**EXERCISE**
Please give back the lines from the line containing "Transcribe this image's" through the end of the listing below, exactly as written and without pictures.

**EXTRACTED ENTRIES**
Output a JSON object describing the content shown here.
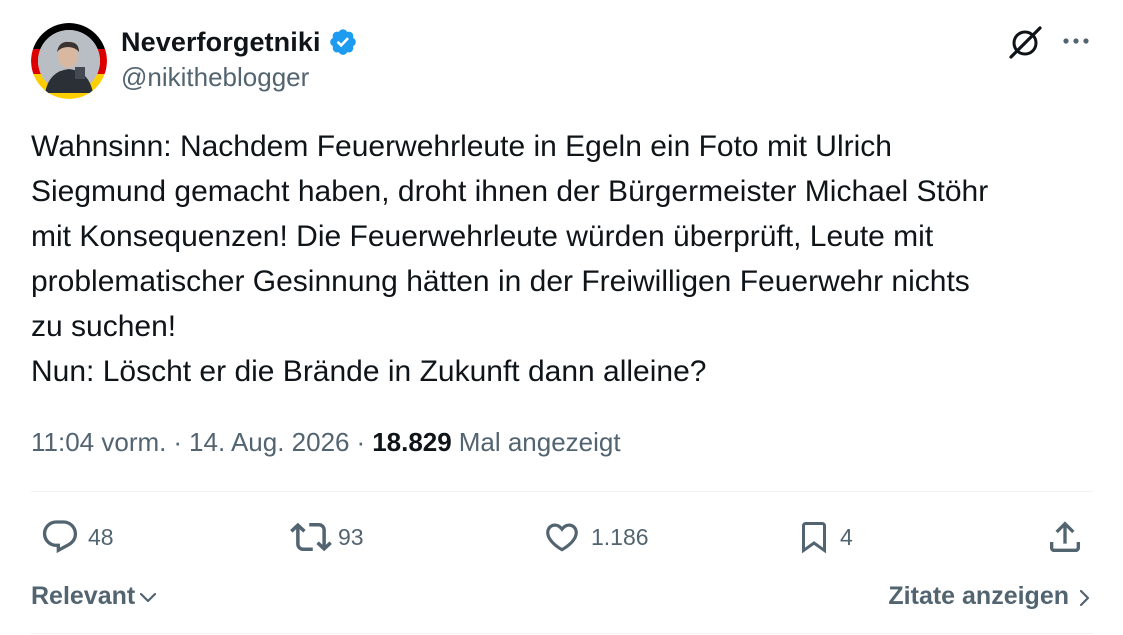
{
  "author": {
    "display_name": "Neverforgetniki",
    "handle": "@nikitheblogger",
    "verified": true,
    "verified_color": "#1d9bf0",
    "avatar_ring_colors": [
      "#000000",
      "#dd0000",
      "#ffce00"
    ]
  },
  "header_icons": {
    "grok": "grok-icon",
    "more": "more-icon"
  },
  "tweet": {
    "text": "Wahnsinn: Nachdem Feuerwehrleute in Egeln ein Foto mit Ulrich\nSiegmund gemacht haben, droht ihnen der Bürgermeister Michael Stöhr\nmit Konsequenzen! Die Feuerwehrleute würden überprüft, Leute mit\nproblematischer Gesinnung hätten in der Freiwilligen Feuerwehr nichts\nzu suchen!\nNun: Löscht er die Brände in Zukunft dann alleine?"
  },
  "meta": {
    "time": "11:04 vorm.",
    "separator": "·",
    "date": "14. Aug. 2026",
    "views_count": "18.829",
    "views_label": "Mal angezeigt"
  },
  "actions": {
    "replies": {
      "icon": "reply-icon",
      "count": "48"
    },
    "reposts": {
      "icon": "repost-icon",
      "count": "93"
    },
    "likes": {
      "icon": "heart-icon",
      "count": "1.186"
    },
    "bookmarks": {
      "icon": "bookmark-icon",
      "count": "4"
    },
    "share": {
      "icon": "share-icon"
    }
  },
  "footer": {
    "sort_label": "Relevant",
    "quotes_label": "Zitate anzeigen"
  },
  "colors": {
    "text_primary": "#0f1419",
    "text_secondary": "#536471",
    "divider": "#eff3f4"
  }
}
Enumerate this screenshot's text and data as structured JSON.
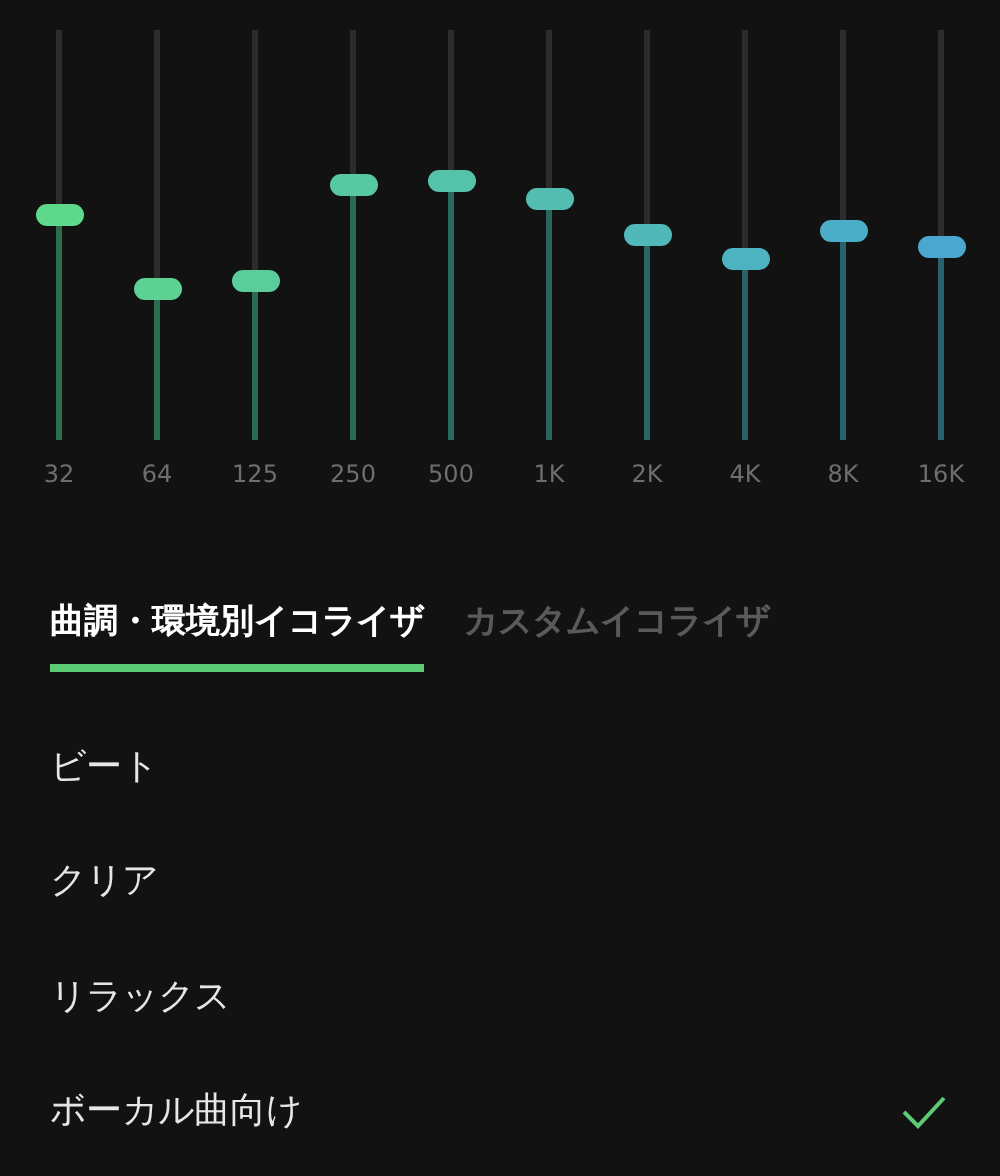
{
  "bands": [
    {
      "label": "32",
      "level": 0.55
    },
    {
      "label": "64",
      "level": 0.37
    },
    {
      "label": "125",
      "level": 0.39
    },
    {
      "label": "250",
      "level": 0.62
    },
    {
      "label": "500",
      "level": 0.63
    },
    {
      "label": "1K",
      "level": 0.59
    },
    {
      "label": "2K",
      "level": 0.5
    },
    {
      "label": "4K",
      "level": 0.44
    },
    {
      "label": "8K",
      "level": 0.51
    },
    {
      "label": "16K",
      "level": 0.47
    }
  ],
  "tabs": [
    {
      "label": "曲調・環境別イコライザ",
      "selected": true
    },
    {
      "label": "カスタムイコライザ",
      "selected": false
    }
  ],
  "presets": [
    {
      "label": "ビート",
      "selected": false
    },
    {
      "label": "クリア",
      "selected": false
    },
    {
      "label": "リラックス",
      "selected": false
    },
    {
      "label": "ボーカル曲向け",
      "selected": true
    }
  ]
}
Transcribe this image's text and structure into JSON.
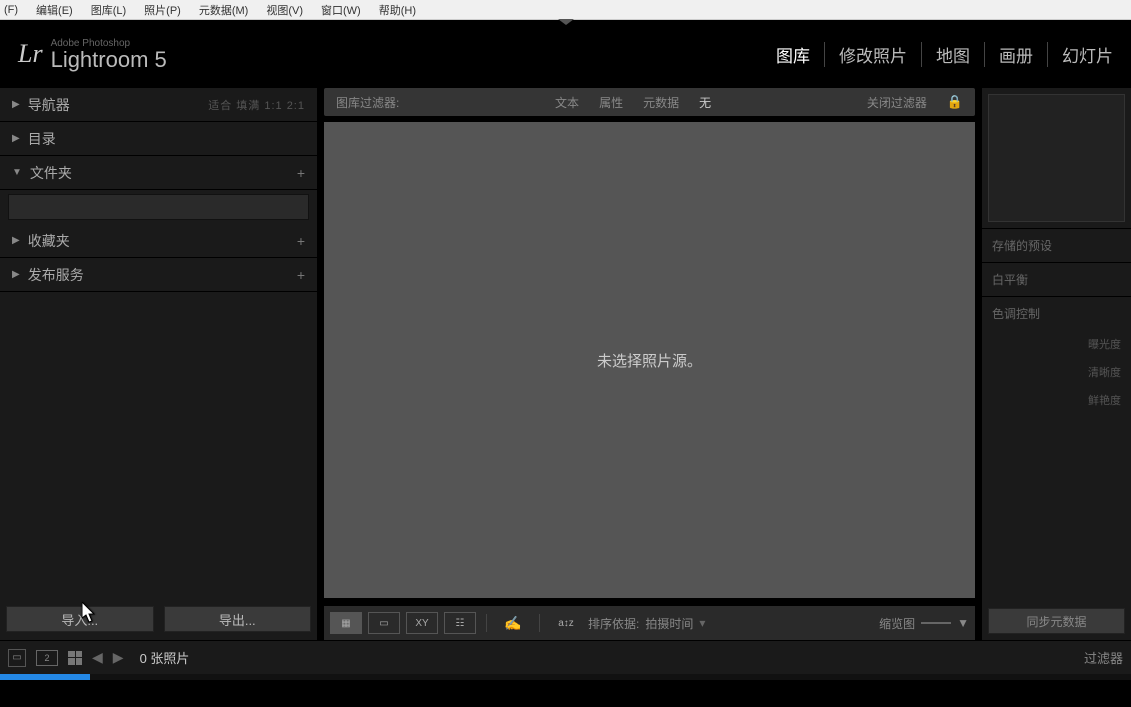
{
  "menubar": [
    "(F)",
    "编辑(E)",
    "图库(L)",
    "照片(P)",
    "元数据(M)",
    "视图(V)",
    "窗口(W)",
    "帮助(H)"
  ],
  "header": {
    "brand_small": "Adobe Photoshop",
    "brand": "Lightroom 5",
    "modules": [
      {
        "label": "图库",
        "active": true
      },
      {
        "label": "修改照片",
        "active": false
      },
      {
        "label": "地图",
        "active": false
      },
      {
        "label": "画册",
        "active": false
      },
      {
        "label": "幻灯片",
        "active": false
      }
    ]
  },
  "left": {
    "sections": [
      {
        "title": "导航器",
        "expanded": false,
        "extra": "适合  填满  1:1  2:1",
        "plus": false
      },
      {
        "title": "目录",
        "expanded": false,
        "plus": false
      },
      {
        "title": "文件夹",
        "expanded": true,
        "plus": true
      },
      {
        "title": "收藏夹",
        "expanded": false,
        "plus": true
      },
      {
        "title": "发布服务",
        "expanded": false,
        "plus": true
      }
    ],
    "import_btn": "导入...",
    "export_btn": "导出..."
  },
  "filter": {
    "label": "图库过滤器:",
    "opts": [
      "文本",
      "属性",
      "元数据",
      "无"
    ],
    "active": 3,
    "close": "关闭过滤器"
  },
  "center": {
    "empty_msg": "未选择照片源。"
  },
  "toolbar": {
    "sort_label": "排序依据:",
    "sort_value": "拍摄时间",
    "zoom_label": "缩览图"
  },
  "right": {
    "sections": [
      "存储的预设",
      "白平衡",
      "色调控制"
    ],
    "subs": [
      "曝光度",
      "清晰度",
      "鲜艳度"
    ],
    "sync_btn": "同步元数据"
  },
  "filmstrip": {
    "count": "0 张照片",
    "filter": "过滤器"
  }
}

**RESULT OF THE TASK**
Transcribe this image's text and structure into JSON.
{
  "menubar": [
    "(F)",
    "编辑(E)",
    "图库(L)",
    "照片(P)",
    "元数据(M)",
    "视图(V)",
    "窗口(W)",
    "帮助(H)"
  ],
  "header": {
    "brand_small": "Adobe Photoshop",
    "brand": "Lightroom 5",
    "modules": [
      {
        "label": "图库",
        "active": true
      },
      {
        "label": "修改照片",
        "active": false
      },
      {
        "label": "地图",
        "active": false
      },
      {
        "label": "画册",
        "active": false
      },
      {
        "label": "幻灯片",
        "active": false
      }
    ]
  },
  "left": {
    "sections": [
      {
        "title": "导航器",
        "expanded": false,
        "extra": "适合  填满  1:1  2:1",
        "plus": false
      },
      {
        "title": "目录",
        "expanded": false,
        "plus": false
      },
      {
        "title": "文件夹",
        "expanded": true,
        "plus": true
      },
      {
        "title": "收藏夹",
        "expanded": false,
        "plus": true
      },
      {
        "title": "发布服务",
        "expanded": false,
        "plus": true
      }
    ],
    "import_btn": "导入...",
    "export_btn": "导出..."
  },
  "filter": {
    "label": "图库过滤器:",
    "opts": [
      "文本",
      "属性",
      "元数据",
      "无"
    ],
    "active": 3,
    "close": "关闭过滤器"
  },
  "center": {
    "empty_msg": "未选择照片源。"
  },
  "toolbar": {
    "sort_label": "排序依据:",
    "sort_value": "拍摄时间",
    "zoom_label": "缩览图"
  },
  "right": {
    "sections": [
      "存储的预设",
      "白平衡",
      "色调控制"
    ],
    "subs": [
      "曝光度",
      "清晰度",
      "鲜艳度"
    ],
    "sync_btn": "同步元数据"
  },
  "filmstrip": {
    "count": "0 张照片",
    "filter": "过滤器"
  }
}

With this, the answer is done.